Experts Disagree on Retiree Health-Cost Estimate
Fidelity Investments says that a 65-year-old couple retiring now without employer-provided health benefits will need $200,000 for out-of-pocket healthcare expenses during retirement, according to data it released this past week. Yet many financial planners and other observers think that is way too little.
“People don’t have a clue as to what they’ll need in the future,” says Ron Roge, a wealth manager in Bohemia, N.Y. “The numbers are frightening.” He has increased the life-span expectancy of his clients to 100, for retirement-planning purposes.
The Employee Benefit Research Institute (EBRI), a research organization in Washington, estimates that people could need twice as much as Fidelity predicted because it based its numbers on life expectancies of 82 years for men and 85 for women.
Financial experts are concerned not only because longer life expectancies could make healthcare costs even more burdensome for many Americans, but also because Medicare premiums are expected to rise and more workers will probably lose their company benefits.
The EBRI estimates that a couple without employer-provided retirement healthcare coverage would need $216,000 if they live to 80. That number climbs to $444,000 if they live to 90 and $778,000 if they survive to 100. Most people underestimate how long they will live, said EBRI President.
A 65-year-old man today has a 50% chance of being alive at age 85 and a 25% chance of making it to 92, according to data from the American Society of Actuaries. A 65-year-old woman has a 50% chance of being alive at 88 and a 25% chance of living to 94.
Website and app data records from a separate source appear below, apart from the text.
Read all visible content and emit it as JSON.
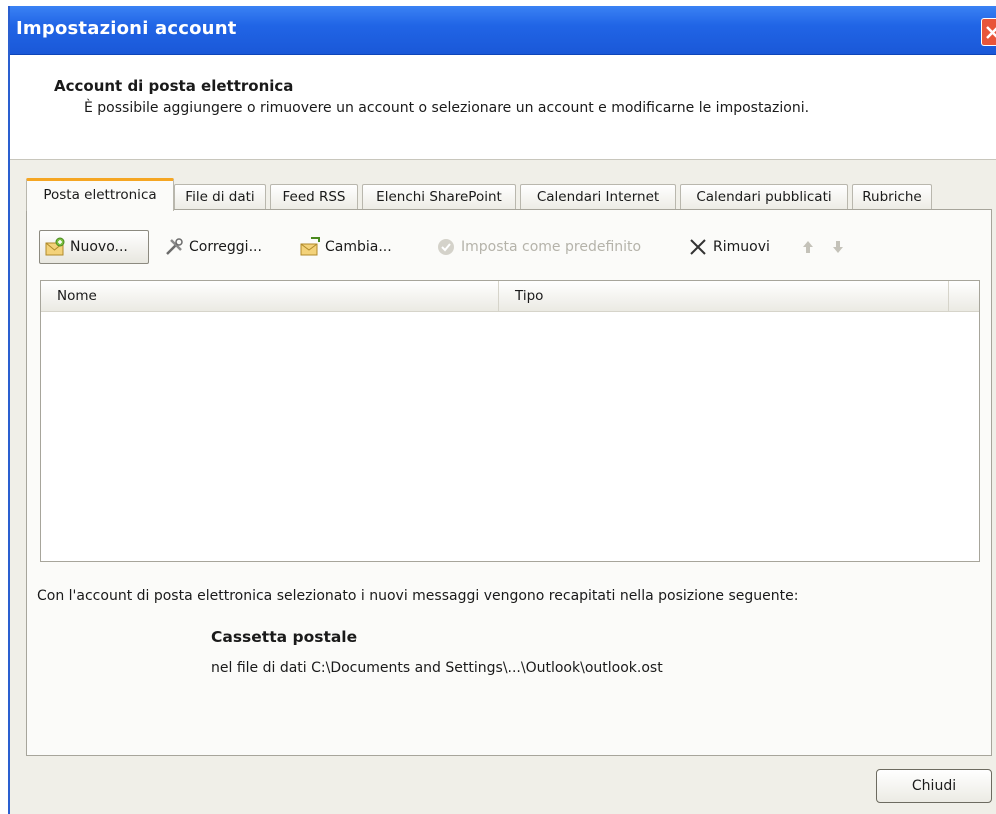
{
  "window": {
    "title": "Impostazioni account"
  },
  "header": {
    "title": "Account di posta elettronica",
    "description": "È possibile aggiungere o rimuovere un account o selezionare un account e modificarne le impostazioni."
  },
  "tabs": [
    {
      "label": "Posta elettronica",
      "active": true
    },
    {
      "label": "File di dati"
    },
    {
      "label": "Feed RSS"
    },
    {
      "label": "Elenchi SharePoint"
    },
    {
      "label": "Calendari Internet"
    },
    {
      "label": "Calendari pubblicati"
    },
    {
      "label": "Rubriche"
    }
  ],
  "toolbar": {
    "new_label": "Nuovo...",
    "repair_label": "Correggi...",
    "change_label": "Cambia...",
    "set_default_label": "Imposta come predefinito",
    "remove_label": "Rimuovi",
    "move_up_icon": "arrow-up-icon",
    "move_down_icon": "arrow-down-icon"
  },
  "account_list": {
    "columns": [
      "Nome",
      "Tipo"
    ],
    "rows": []
  },
  "delivery": {
    "info": "Con l'account di posta elettronica selezionato i nuovi messaggi vengono recapitati nella posizione seguente:",
    "mailbox_name": "Cassetta postale",
    "mailbox_path": "nel file di dati C:\\Documents and Settings\\...\\Outlook\\outlook.ost"
  },
  "footer": {
    "close_label": "Chiudi"
  },
  "colors": {
    "titlebar": "#2165e6",
    "active_tab_accent": "#f5a623",
    "close_button": "#e8553a"
  }
}
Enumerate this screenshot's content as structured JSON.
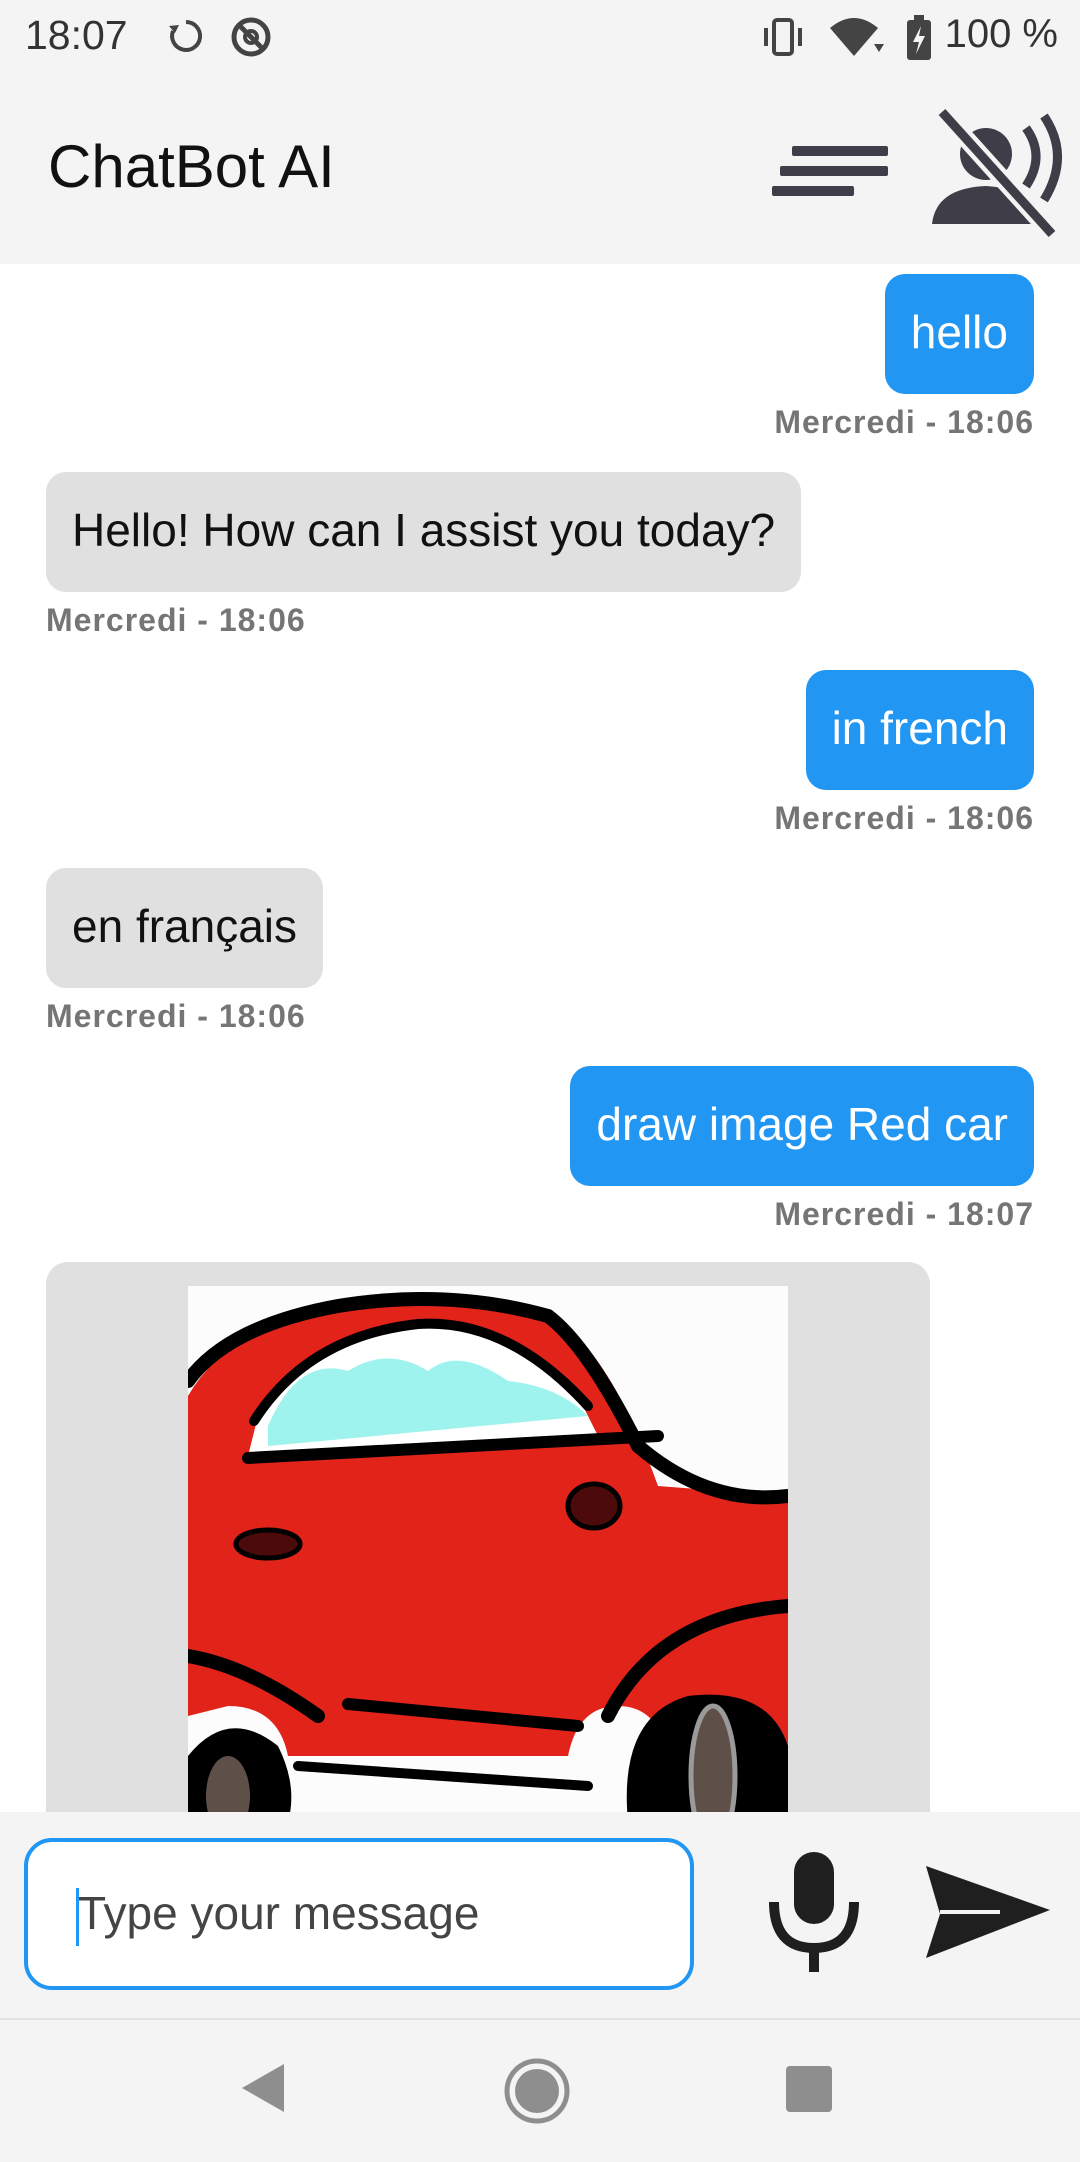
{
  "status_bar": {
    "time": "18:07",
    "battery_text": "100 %",
    "icons": [
      "sync-icon",
      "data-saver-icon",
      "vibrate-icon",
      "wifi-icon",
      "battery-charging-icon"
    ]
  },
  "app_bar": {
    "title": "ChatBot AI",
    "actions": [
      "menu-icon",
      "voice-off-icon"
    ]
  },
  "messages": [
    {
      "role": "user",
      "text": "hello",
      "time": "Mercredi - 18:06"
    },
    {
      "role": "bot",
      "text": "Hello! How can I assist you today?",
      "time": "Mercredi - 18:06"
    },
    {
      "role": "user",
      "text": "in french",
      "time": "Mercredi - 18:06"
    },
    {
      "role": "bot",
      "text": "en français",
      "time": "Mercredi - 18:06"
    },
    {
      "role": "user",
      "text": "draw image Red car",
      "time": "Mercredi - 18:07"
    },
    {
      "role": "bot",
      "image": "red-car-drawing"
    }
  ],
  "input": {
    "placeholder": "Type your message",
    "actions": [
      "mic-icon",
      "send-icon"
    ]
  },
  "colors": {
    "accent": "#2196f3",
    "bot_bubble": "#e0e0e0",
    "bar_bg": "#f4f4f5"
  }
}
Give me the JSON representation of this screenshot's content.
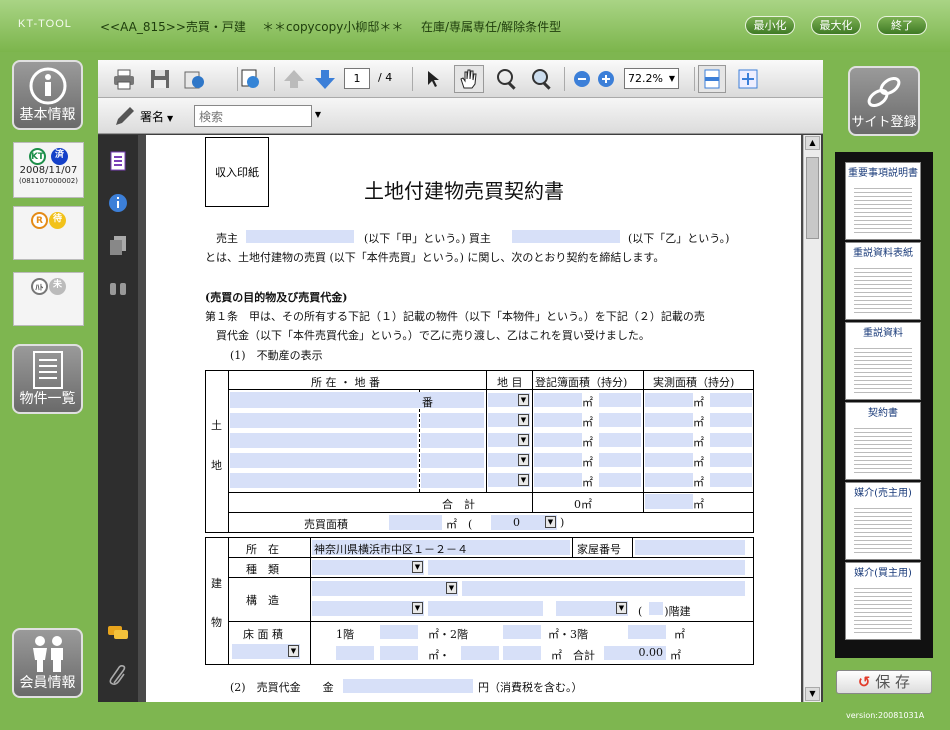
{
  "app": {
    "brand": "KT-TOOL",
    "record": "<<AA_815>>売買・戸建",
    "customer": "＊＊copycopy小柳邸＊＊",
    "status": "在庫/専属専任/解除条件型",
    "minimize": "最小化",
    "maximize": "最大化",
    "exit": "終了",
    "version": "version:20081031A"
  },
  "left": {
    "basic": "基本情報",
    "kt_date": "2008/11/07",
    "kt_id": "(081107000002)",
    "kt_label": "KT",
    "done": "済",
    "r_label": "R",
    "wait": "待",
    "ha_label": "ﾊﾄ",
    "not": "未",
    "list": "物件一覧",
    "member": "会員情報"
  },
  "right": {
    "site": "サイト登録",
    "save": "保 存",
    "thumbs": [
      "重要事項説明書",
      "重説資料表紙",
      "重説資料",
      "契約書",
      "媒介(売主用)",
      "媒介(買主用)"
    ]
  },
  "toolbar": {
    "page": "1",
    "total": "/ 4",
    "zoom": "72.2%",
    "sign": "署名",
    "search_placeholder": "検索"
  },
  "doc": {
    "stamp": "収入印紙",
    "title": "土地付建物売買契約書",
    "seller": "売主",
    "kou": "(以下「甲」という。) 買主",
    "otsu": "(以下「乙」という。)",
    "line2": "とは、土地付建物の売買 (以下「本件売買」という。) に関し、次のとおり契約を締結します。",
    "heading": "(売買の目的物及び売買代金)",
    "art1a": "第１条　甲は、その所有する下記（１）記載の物件（以下「本物件」という。）を下記（２）記載の売",
    "art1b": "買代金（以下「本件売買代金」という。）で乙に売り渡し、乙はこれを買い受けました。",
    "item1": "(1)　不動産の表示",
    "h_loc": "所 在 ・ 地 番",
    "h_cat": "地 目",
    "h_reg": "登記簿面積（持分)",
    "h_act": "実測面積（持分)",
    "land1": "土",
    "land2": "地",
    "ban": "番",
    "sqm": "㎡",
    "total": "合　計",
    "total_val": "0㎡",
    "sale_area": "売買面積",
    "sale_sqm": "㎡　(",
    "sale_zero": "0",
    "sale_close": ")",
    "bld1": "建",
    "bld2": "物",
    "b_loc": "所　在",
    "b_addr": "神奈川県横浜市中区１－２－４",
    "b_no": "家屋番号",
    "b_kind": "種　類",
    "b_struct": "構　造",
    "floors": "(　　)階建",
    "b_floor": "床 面 積",
    "f1": "1階",
    "f2": "㎡・2階",
    "f3": "㎡・3階",
    "dot": "㎡・",
    "sum": "合計",
    "sum_val": "0.00",
    "item2": "(2)　売買代金　　金",
    "price_suffix": "円（消費税を含む。）"
  },
  "colors": {
    "frame": "#7eb650",
    "field": "#d7e0f8"
  }
}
The numbers are even higher for couples. If both are 65, they have a 50% chance of one living to 92 and a 25% chance of one surviving to 97.
The Fidelity prediction, which is updated annually by the financial-services firm, includes expenses associated with Medicare premiums and co-pays for exams and prescription drugs. It doesn’t include the cost of over-the-counter medicines, most dental care or long-term care.
It also doesn’t take into account that the premiums for Medicare are expected to rise, especially for high earners. Medicare beneficiaries with an annual income under $80,000 and $100,000 will pay 35%, and those with at least $200,000 income will be responsible for 80% of premiums.
Source: The Wall Street Journal, Jilian Mincer, April 2006.